Open Source for America (OSFA) was announced as a coalition to encourage U.S. federal government support of and participation in open source projects and technologies. If that sounds like a broad-reaching goal, it is. Nearly three months after the group's debut, I was interested to learn what progress OSFA has made toward this goal.
I'd reached out to the OSFA and was directed to Tom Rabon, executive vice president of corporate affairs at Red Hat and a member of the OSFA steering committee. Tom spoke about the early success of OSFA and some upcoming challenges.
OSFA membership has grown from 70 individuals, associations, vendors, non-governmental organizations, and research institutions to more than 1,300 members. This growth has occurred without a coordinated outreach program by OSFA. The OSFA coalition has been contacted by a similar organization in Australia called Open Technology Foundation that wants to learn best practices from OSFA.
On the other hand, since OSFA is a volunteer organization, the progress to date has been limited by the time and effort required to organize the growing membership into projects and actions that can advance OSFA's goal. Additionally, finding common ground across such a diverse group of members, including several competing vendors, is no simple task.
Recent progress has centered on the definition of 11 OSFA working groups in alphabetical order:
Acquisitions and Competition
Elections and Voting Technology
Energy and Transportation
State and Local
According to Rabon, the Marketing working group will be instrumental in expanding OSFA's outreach programs in 2009 and early 2010.

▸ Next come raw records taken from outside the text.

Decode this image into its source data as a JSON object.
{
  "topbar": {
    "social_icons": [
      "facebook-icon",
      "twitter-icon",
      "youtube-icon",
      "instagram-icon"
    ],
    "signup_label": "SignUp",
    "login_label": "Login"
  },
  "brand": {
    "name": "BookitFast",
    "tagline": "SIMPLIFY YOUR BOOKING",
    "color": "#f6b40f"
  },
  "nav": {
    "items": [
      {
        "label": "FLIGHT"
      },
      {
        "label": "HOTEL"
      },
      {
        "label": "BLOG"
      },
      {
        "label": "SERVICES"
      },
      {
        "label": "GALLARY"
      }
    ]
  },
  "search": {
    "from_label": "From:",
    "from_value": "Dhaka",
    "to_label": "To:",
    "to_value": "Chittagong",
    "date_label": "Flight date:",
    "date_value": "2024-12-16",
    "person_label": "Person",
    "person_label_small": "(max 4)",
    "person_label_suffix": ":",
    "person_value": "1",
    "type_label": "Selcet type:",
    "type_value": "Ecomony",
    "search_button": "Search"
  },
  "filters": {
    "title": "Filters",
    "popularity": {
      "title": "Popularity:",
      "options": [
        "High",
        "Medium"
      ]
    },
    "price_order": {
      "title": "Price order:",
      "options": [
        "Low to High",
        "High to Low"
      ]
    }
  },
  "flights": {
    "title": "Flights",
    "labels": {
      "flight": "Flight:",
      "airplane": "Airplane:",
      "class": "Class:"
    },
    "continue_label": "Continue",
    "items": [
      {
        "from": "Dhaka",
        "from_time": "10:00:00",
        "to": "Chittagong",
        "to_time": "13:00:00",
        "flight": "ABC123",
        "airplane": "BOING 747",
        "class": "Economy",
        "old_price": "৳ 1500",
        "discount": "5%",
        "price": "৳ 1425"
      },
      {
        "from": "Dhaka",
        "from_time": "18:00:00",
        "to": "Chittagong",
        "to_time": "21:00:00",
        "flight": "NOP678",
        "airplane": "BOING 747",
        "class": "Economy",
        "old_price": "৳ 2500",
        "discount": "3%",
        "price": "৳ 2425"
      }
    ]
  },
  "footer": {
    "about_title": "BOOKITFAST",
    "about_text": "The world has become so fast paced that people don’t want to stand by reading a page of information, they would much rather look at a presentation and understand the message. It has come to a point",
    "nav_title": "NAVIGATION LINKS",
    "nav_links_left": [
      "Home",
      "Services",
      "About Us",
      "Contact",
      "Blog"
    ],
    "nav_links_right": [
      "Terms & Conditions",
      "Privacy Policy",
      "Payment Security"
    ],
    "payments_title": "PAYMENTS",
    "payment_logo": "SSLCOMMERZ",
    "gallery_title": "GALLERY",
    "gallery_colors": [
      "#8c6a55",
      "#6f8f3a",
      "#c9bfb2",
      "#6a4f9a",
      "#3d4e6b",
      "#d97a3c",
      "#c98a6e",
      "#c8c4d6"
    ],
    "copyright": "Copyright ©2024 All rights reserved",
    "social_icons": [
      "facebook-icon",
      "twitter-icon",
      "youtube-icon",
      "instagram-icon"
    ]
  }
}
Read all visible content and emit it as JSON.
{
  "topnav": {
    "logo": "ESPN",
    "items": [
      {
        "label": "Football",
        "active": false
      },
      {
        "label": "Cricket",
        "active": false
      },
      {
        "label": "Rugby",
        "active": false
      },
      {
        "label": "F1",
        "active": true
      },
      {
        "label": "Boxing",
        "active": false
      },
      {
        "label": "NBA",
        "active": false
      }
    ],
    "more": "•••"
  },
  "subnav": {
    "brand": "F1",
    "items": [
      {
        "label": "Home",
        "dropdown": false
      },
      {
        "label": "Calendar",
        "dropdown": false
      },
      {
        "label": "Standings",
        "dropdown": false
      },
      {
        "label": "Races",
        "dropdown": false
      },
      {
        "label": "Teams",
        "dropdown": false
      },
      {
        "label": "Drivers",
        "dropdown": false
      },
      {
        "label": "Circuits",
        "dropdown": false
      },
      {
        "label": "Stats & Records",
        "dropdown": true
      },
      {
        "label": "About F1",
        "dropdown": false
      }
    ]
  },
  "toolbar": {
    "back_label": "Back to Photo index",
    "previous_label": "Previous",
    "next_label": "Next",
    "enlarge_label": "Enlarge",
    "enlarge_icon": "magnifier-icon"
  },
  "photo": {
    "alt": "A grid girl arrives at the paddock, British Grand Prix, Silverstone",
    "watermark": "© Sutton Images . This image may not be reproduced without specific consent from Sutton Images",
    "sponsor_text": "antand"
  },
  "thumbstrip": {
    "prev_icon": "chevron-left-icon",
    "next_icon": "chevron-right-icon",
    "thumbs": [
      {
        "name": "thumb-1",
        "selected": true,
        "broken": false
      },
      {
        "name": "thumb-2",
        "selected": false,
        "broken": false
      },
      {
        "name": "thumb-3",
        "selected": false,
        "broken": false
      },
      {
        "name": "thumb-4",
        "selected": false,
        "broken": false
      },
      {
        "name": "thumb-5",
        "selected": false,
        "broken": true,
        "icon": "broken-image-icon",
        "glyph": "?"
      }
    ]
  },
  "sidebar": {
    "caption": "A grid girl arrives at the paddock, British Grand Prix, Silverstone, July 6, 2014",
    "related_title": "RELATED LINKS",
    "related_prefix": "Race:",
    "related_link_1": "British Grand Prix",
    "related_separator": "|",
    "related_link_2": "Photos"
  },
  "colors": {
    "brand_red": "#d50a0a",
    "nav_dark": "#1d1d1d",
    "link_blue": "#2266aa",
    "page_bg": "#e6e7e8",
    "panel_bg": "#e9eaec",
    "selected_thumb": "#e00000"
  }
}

Rabon also described the Open Government Report Card Project, which aims to: